Joy Esboldt

Teacher Racial Equity Learning: A multi-level analysis about racial equity meanings, mediations, and mentoring

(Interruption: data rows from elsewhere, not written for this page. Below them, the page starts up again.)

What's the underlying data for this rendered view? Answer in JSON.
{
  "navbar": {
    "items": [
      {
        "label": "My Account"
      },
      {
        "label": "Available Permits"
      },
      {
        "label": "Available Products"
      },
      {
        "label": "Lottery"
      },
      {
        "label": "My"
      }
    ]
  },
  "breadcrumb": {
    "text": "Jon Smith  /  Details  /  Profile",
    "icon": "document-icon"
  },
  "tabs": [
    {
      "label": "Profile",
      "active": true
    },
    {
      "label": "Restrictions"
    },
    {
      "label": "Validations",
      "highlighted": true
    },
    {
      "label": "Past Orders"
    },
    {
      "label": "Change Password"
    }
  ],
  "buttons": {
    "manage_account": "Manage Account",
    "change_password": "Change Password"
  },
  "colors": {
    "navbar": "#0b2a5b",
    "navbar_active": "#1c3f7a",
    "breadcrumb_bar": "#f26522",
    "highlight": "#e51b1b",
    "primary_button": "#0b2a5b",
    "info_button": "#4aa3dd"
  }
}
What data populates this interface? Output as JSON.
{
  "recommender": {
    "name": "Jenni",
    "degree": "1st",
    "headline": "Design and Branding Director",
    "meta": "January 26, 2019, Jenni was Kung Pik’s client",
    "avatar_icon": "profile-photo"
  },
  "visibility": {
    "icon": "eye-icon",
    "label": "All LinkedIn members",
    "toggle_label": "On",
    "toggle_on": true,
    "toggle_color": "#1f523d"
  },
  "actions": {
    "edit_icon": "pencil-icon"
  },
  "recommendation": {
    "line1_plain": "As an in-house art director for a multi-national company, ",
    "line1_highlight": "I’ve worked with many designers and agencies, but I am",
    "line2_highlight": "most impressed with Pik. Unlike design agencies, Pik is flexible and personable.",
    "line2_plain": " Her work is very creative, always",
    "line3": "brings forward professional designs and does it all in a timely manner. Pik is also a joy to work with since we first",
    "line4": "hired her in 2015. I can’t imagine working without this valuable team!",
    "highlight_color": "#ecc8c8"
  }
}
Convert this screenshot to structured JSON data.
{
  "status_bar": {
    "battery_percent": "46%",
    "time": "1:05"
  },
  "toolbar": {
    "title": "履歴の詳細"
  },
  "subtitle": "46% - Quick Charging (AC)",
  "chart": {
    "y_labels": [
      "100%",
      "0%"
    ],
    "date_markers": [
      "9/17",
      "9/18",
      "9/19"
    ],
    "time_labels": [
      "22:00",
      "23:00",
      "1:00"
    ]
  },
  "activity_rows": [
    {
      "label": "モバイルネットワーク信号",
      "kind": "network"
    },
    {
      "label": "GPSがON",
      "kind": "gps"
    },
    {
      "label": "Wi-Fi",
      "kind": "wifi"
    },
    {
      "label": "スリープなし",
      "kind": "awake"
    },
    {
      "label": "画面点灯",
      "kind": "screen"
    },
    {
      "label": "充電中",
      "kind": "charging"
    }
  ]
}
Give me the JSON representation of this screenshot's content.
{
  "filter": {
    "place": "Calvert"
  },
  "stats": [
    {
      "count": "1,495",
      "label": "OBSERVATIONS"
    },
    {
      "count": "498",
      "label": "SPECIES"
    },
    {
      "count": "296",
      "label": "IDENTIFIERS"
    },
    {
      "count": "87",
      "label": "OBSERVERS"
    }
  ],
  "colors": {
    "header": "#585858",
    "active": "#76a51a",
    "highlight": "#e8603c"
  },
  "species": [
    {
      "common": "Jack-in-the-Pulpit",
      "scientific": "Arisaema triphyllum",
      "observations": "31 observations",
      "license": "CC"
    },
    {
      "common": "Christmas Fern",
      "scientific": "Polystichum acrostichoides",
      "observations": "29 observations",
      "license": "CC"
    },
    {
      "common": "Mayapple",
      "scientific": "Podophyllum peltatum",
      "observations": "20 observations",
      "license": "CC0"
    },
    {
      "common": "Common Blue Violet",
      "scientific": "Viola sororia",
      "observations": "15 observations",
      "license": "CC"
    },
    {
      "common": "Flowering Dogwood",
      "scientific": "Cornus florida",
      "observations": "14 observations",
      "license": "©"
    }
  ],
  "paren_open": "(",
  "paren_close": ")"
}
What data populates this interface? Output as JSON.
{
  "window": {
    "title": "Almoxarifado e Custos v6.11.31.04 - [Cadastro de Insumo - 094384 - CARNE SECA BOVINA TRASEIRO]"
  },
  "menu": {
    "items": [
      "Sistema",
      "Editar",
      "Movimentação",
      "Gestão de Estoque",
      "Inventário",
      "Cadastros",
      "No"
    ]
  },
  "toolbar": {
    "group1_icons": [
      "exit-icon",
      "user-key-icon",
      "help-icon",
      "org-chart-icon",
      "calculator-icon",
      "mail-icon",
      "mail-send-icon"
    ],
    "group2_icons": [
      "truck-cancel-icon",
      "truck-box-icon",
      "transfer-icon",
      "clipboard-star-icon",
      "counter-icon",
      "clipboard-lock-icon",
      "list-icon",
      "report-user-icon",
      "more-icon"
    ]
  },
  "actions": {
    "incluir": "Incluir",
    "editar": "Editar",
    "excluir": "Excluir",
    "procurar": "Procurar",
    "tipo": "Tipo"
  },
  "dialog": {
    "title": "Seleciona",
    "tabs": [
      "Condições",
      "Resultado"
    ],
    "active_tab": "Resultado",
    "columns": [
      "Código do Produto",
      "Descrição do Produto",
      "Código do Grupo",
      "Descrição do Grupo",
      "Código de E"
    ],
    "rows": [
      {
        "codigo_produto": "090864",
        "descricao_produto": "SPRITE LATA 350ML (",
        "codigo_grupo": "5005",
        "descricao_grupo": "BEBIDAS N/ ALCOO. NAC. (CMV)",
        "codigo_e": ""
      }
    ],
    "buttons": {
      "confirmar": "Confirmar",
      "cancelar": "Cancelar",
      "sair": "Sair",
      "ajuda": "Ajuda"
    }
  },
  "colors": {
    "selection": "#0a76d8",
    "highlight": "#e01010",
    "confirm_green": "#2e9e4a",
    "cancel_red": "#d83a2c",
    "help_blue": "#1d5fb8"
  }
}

Drawing from critical learning sciences, sociology, and education policy, this qualitative dissertation examines how new teachers take up and transform available discourses of race, equity, and intersecting relations of power, and how their learning is constrained and co-mediated by the organizations, institutions, and sociopolitical structures that produce them. Specifically, as part of a broader research-practice-partnership with a self-identified equity-oriented school district, this case study examines novice teachers’ learning within a mentoring for equity program and classroom teaching. Situating scholarship on the dynamic connection between local racial discourse and interactions and larger sociopolitical structures (Essed, 2001; Holt, 1995) in conversation with theories of multiple relations of power and subjectivities such as gender, sexuality, ability, and language (Collins, 2019; May, 2015), this study seeks to provide insights about the multilevel systems and structures that support, constrain, and co-constitute the inherently riddled work of socializing teachers into the system while asking them to be antiracist change agents of the system.